"No way." she said. "I have your plate number."

"I just want to drive through and get out of your way." I figured I'd try reason one more time before backing up the car.

"I'm with her." A burly man with a blond Fu- Manchu mustache yelled. "Get out of here, you Vermont asshole!"

He wanted me to respond, He wanted me to pick a fight. The woman stood fast in front of my car.

The situation was hopeless. In 30 seconds or less, I felt as if I had gone from a normal guy, somebody who works to make his community better, who loves his wife and family, who cooks dinner and gardens and waves to the kids next door when he gets home from work, to a no-good, line-cutting "Vermont asshole."  I backed up the car and parked it around the side of the building. I went in long enough to find Kate and let her know we needed to get on the road. I felt shaky and bruised, like somebody had punched me in the ribs.

I played it over and over in my head. Should I have stood my ground? Tried to explain?  I couldn't see a way that doing so would have done anything but escalate the situation further and make it more dangerous. Why were my actions so misunderstood? I'm still not sure, but I am left with an unsettling impression that the veneer that keeps us from living in a Mad Max, caveman sort of world is exceedingly thin.

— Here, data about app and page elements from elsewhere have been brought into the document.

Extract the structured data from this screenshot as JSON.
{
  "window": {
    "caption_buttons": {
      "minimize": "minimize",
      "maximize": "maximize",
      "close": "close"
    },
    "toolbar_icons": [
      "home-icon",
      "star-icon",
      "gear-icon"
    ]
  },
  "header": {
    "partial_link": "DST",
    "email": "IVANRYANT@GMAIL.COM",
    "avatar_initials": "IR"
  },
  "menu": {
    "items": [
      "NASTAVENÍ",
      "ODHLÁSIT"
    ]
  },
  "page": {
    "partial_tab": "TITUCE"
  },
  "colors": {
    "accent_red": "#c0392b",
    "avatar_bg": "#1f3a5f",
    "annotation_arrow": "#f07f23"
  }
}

I have a theory going that has to do with the broken promise of advertising.  Advertising offers us two major things: first, the proposition that our lives are incomplete and that we are inadequate as human beings. Second: advertising tells us that whatever product they are selling will resolve our inadequacy. After beer and tobacco ads, I can think of no industry more guilty of this than the automotive one. Think about the car ads you see: most involve a lone vehicle, by itself on the road, if there is a road at all.  The driver is unburdened by traffic, the cost of gas, the inconvenience of a repair bill.  The driver is elevated, faster, more agile and more entitled than those around him. The car has made his life and he himself, complete.

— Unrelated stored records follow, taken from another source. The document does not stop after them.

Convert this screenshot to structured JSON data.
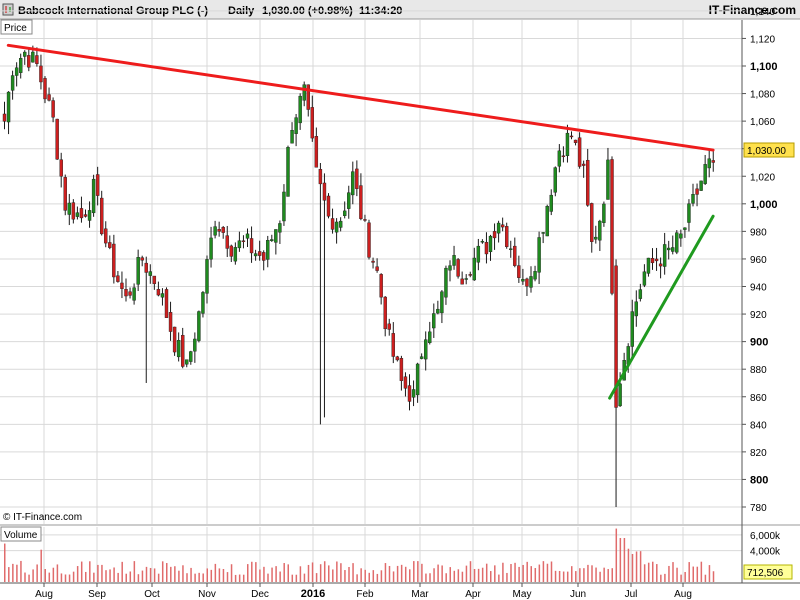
{
  "header": {
    "title": "Babcock International Group PLC (-)",
    "interval": "Daily",
    "last_price": "1,030.00 (+0.98%)",
    "time": "11:34:20",
    "brand": "IT-Finance.com"
  },
  "labels": {
    "price_panel": "Price",
    "volume_panel": "Volume",
    "copyright": "© IT-Finance.com",
    "current_price": "1,030.00",
    "current_volume": "712,506"
  },
  "chart_data": {
    "type": "candlestick",
    "instrument": "Babcock International Group PLC",
    "x_tick_labels": [
      "Aug",
      "Sep",
      "Oct",
      "Nov",
      "Dec",
      "2016",
      "Feb",
      "Mar",
      "Apr",
      "May",
      "Jun",
      "Jul",
      "Aug"
    ],
    "x_tick_bold": [
      false,
      false,
      false,
      false,
      false,
      true,
      false,
      false,
      false,
      false,
      false,
      false,
      false
    ],
    "price_ticks": [
      780,
      800,
      820,
      840,
      860,
      880,
      900,
      920,
      940,
      960,
      980,
      1000,
      1020,
      1040,
      1060,
      1080,
      1100,
      1120,
      1140
    ],
    "price_tick_labels": [
      "780",
      "800",
      "820",
      "840",
      "860",
      "880",
      "900",
      "920",
      "940",
      "960",
      "980",
      "1,000",
      "1,020",
      "1,040",
      "1,060",
      "1,080",
      "1,100",
      "1,120",
      "1,140"
    ],
    "price_tick_bold": [
      false,
      true,
      false,
      false,
      false,
      false,
      true,
      false,
      false,
      false,
      false,
      true,
      false,
      false,
      false,
      false,
      true,
      false,
      false
    ],
    "ylim": [
      770,
      1150
    ],
    "volume_ticks": [
      4000,
      6000
    ],
    "volume_tick_labels": [
      "4,000k",
      "6,000k"
    ],
    "volume_max": 7000,
    "grid": true,
    "price_anchors": [
      [
        0,
        1060
      ],
      [
        2,
        1100
      ],
      [
        5,
        1110
      ],
      [
        8,
        1100
      ],
      [
        12,
        1060
      ],
      [
        15,
        1000
      ],
      [
        19,
        990
      ],
      [
        22,
        1010
      ],
      [
        26,
        960
      ],
      [
        30,
        930
      ],
      [
        34,
        960
      ],
      [
        38,
        940
      ],
      [
        42,
        900
      ],
      [
        45,
        880
      ],
      [
        48,
        920
      ],
      [
        52,
        990
      ],
      [
        56,
        970
      ],
      [
        60,
        970
      ],
      [
        64,
        960
      ],
      [
        68,
        990
      ],
      [
        71,
        1060
      ],
      [
        74,
        1080
      ],
      [
        77,
        1020
      ],
      [
        80,
        990
      ],
      [
        83,
        990
      ],
      [
        86,
        1020
      ],
      [
        89,
        980
      ],
      [
        92,
        950
      ],
      [
        95,
        900
      ],
      [
        98,
        870
      ],
      [
        101,
        860
      ],
      [
        104,
        910
      ],
      [
        107,
        920
      ],
      [
        110,
        960
      ],
      [
        113,
        950
      ],
      [
        116,
        960
      ],
      [
        119,
        970
      ],
      [
        122,
        990
      ],
      [
        125,
        970
      ],
      [
        128,
        940
      ],
      [
        131,
        960
      ],
      [
        134,
        1000
      ],
      [
        137,
        1040
      ],
      [
        140,
        1050
      ],
      [
        143,
        1020
      ],
      [
        145,
        970
      ],
      [
        147,
        990
      ],
      [
        149,
        1025
      ],
      [
        151,
        860
      ],
      [
        153,
        890
      ],
      [
        155,
        920
      ],
      [
        158,
        950
      ],
      [
        161,
        960
      ],
      [
        164,
        965
      ],
      [
        167,
        975
      ],
      [
        170,
        1000
      ],
      [
        173,
        1025
      ],
      [
        175,
        1030
      ]
    ],
    "spike_lows": [
      [
        35,
        870
      ],
      [
        78,
        840
      ],
      [
        79,
        845
      ],
      [
        151,
        780
      ]
    ],
    "trendlines": [
      {
        "name": "resistance",
        "color": "#ee1c1c",
        "from": [
          "2015-07-17",
          1115
        ],
        "to": [
          "2016-08-22",
          1039
        ]
      },
      {
        "name": "support",
        "color": "#1f9a1f",
        "from": [
          "2016-06-24",
          859
        ],
        "to": [
          "2016-08-22",
          991
        ]
      }
    ],
    "current_price": 1030.0,
    "change_pct": 0.98
  },
  "colors": {
    "up": "#1f8a1f",
    "down": "#cc1f1f",
    "grid": "#d9d9d9",
    "price_tag": "#ffe14d",
    "volume_tag": "#ffff99",
    "volume_bar": "#e06b6b"
  }
}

Contrast that with reality. Cars, and a life dependent on them, can be a real pain.  Gas is expensive, and sometimes you have to maneuver around other cars and wait in line to get it. Contrary to their advertising image, cars make you dependent, and sometimes even helpless. If you can't get the gas the gas they need to run, they become a burden, if you have to delay what you really want to do in life to tend to the care and feeding of your car, it becomes an expensive burden.

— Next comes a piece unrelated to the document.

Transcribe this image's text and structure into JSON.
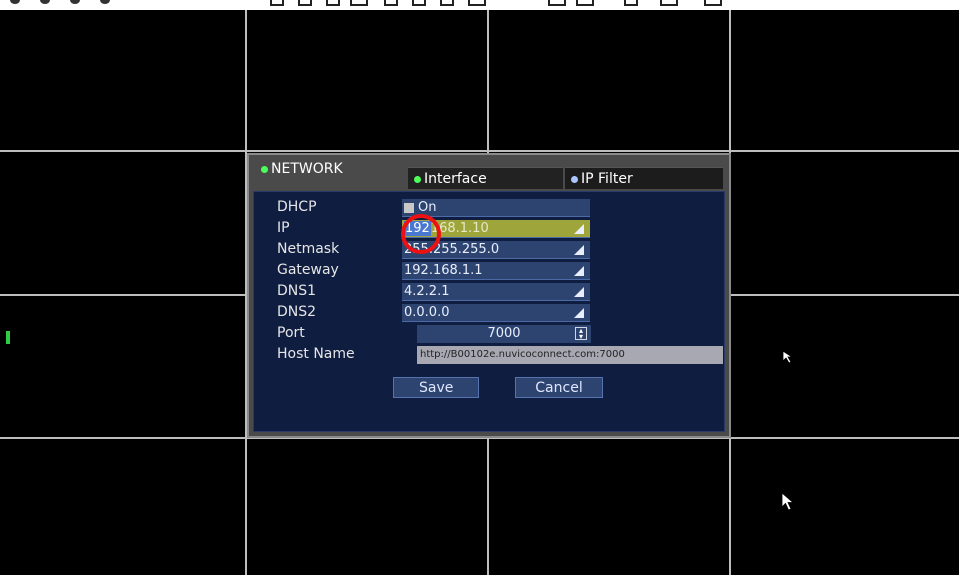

So we drag these heavy, expensive burdens with us wherever we go, constantly angered at the stark contrast between the lie we believed when we watched the advertisement and the miserable reality that a car, like most things, can't really make you a happier, more confident person. Some of us even get enraged, some of us yell at each other, some of us even shape our rage into prejudice against people from other states, threatening violence at the same time.

To the people at the gas station that day: I hope you find something that costs very little and makes you very happy. I have a beautiful, loving wife, and we both have wonderful families.  I have beer in the fermenter and tomatoes in the garden. I have a bike that I can ride to work almost every day.  I hope these angry people have those things in their lives, and remember the joy they might hold.